Aaron De Groft just lost his job as director and chief executive of the Orlando Museum of Art in Florida.
Last Friday the FBI seized 25 paintings from the museum that were supposed to be by Jean-Michel Basquiat. They presented the museum with a 41-page affidavit for the search warrant based on an investigation which found
false information relating to the alleged prior ownership of the paintings.”
According to the New York Times, the board of trustees decided to remove de Groft from the museum during a meeting on Tuesday morning
Cynthia Brumback, the chairwoman of the museum’s board, said in a statement that
Effective immediately, Aaron De Groft is no longer director and C.E.O. of Orlando Museum of Art.”
Saying that the museum’s trustees were “extremely concerned about several issues” regarding the Basquiat exhibition, titled Heroes and Monsters. Among them was

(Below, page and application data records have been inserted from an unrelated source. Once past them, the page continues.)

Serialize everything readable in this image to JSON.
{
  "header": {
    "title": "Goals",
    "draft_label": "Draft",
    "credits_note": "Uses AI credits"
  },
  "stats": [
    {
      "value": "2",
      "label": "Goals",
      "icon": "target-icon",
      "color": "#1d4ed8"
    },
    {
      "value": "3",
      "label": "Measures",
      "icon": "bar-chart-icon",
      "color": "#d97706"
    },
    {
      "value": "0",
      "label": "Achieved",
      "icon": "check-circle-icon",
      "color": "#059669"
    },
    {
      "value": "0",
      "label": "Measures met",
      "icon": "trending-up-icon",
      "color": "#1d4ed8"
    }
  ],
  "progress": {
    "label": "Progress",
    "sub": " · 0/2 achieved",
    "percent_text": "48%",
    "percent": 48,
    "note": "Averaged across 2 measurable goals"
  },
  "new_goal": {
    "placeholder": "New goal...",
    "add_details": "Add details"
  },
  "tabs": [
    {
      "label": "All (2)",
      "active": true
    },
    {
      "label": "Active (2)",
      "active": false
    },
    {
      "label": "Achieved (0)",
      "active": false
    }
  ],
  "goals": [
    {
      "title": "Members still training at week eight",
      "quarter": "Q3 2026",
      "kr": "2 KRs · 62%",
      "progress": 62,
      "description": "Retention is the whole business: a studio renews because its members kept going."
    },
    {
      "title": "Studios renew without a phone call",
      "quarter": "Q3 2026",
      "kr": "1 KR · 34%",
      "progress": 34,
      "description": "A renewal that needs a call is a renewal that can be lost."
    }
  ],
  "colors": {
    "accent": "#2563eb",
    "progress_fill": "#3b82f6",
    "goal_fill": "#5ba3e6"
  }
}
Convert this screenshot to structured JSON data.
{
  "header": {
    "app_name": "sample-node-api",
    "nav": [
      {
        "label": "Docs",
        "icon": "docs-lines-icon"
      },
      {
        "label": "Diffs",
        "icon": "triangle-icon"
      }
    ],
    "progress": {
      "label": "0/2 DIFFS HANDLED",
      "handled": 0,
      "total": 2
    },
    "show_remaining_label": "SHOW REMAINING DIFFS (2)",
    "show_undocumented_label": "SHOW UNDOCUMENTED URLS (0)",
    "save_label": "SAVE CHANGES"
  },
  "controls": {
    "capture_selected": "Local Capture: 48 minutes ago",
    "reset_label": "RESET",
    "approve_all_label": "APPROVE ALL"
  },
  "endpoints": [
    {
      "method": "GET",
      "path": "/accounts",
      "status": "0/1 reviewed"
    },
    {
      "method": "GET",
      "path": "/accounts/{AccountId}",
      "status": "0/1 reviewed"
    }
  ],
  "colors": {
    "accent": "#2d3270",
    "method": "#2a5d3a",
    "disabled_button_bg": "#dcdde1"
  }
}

the recent revelation of an inappropriate e-mail correspondence sent to academia concerning the authentication of some of the artwork in the exhibition.”
Last week, the NY Times reported that the affidavit presented quoted an email exchange between De Groft and Jordana Moore Saggese, a professor of art at the University of Maryland hired to authenticate the works. Saggese, who was paid $60,000 by the museum for her research, requested for her name not to be associated with the Basquiat exhibition.
According to the affidavit, De Groft told her,
Do your academic thing and stay in your limited lane. You want us to put out there you got $60 grand to write this?
Ok then. Shut up. You took the money. Stop being holier than thou.”
The NY Times also reported that the cardboard on which one of the works was painted included a FedEx typeface. Experts noted that that typeface wasn’t created until 1994—six years after the artist’s death.
OMA unveiled the artworks as “little-known Basquiats” in February ahead of the and their authenticity was called bogus by the art community almost immediately.
De Groft and the owners of the artworks have said that they were painted by Basquiat in late ’82 while he was living and working out of a studio in the California home of mega-dealer Larry Gagosian. Basquiat allegedly sold the works directly to TV screenwriter Thad Mumford for $5,000 in cash, without the knowledge of his dealer.
Supposedly the cache of works then sat forgotten in a storage unit for 25 years until Mumford failed to pay rent on the space, when its contents were then auctioned off in 2012. A special agent for the FBI, stated in the affidavit that Mumford told her in 2014 that he was unaware of any Basquiat artworks being in his storage unit.
He signed an affidavit in 2017 saying that
At no time in the 1980s or at any other time did I meet with Jean-Michel Basquiat…
and at no time did I acquire or purchase any paintings by him.”
Mumford died in 2018.
According to ArtNews, the collection was bought by art and antiquities dealer William Force and his financier, Lee Mangin, for just $15,000. An interest in six of the 25 paintings was bought by LA lawyer Pierce O’Donnell.
The owners of the paintings and De Groft, have maintained that the works are Basquiat originals. They would collectively be worth $100 million if authentic.
This whole thing stinks.
The Basquiat estate disbanded its authentication committee in 2012, when other artists’ estates, including Andy Warhol’s, had ceased authenticating works because of expensive litigation.
(Photos, YouTube; via ArtNews)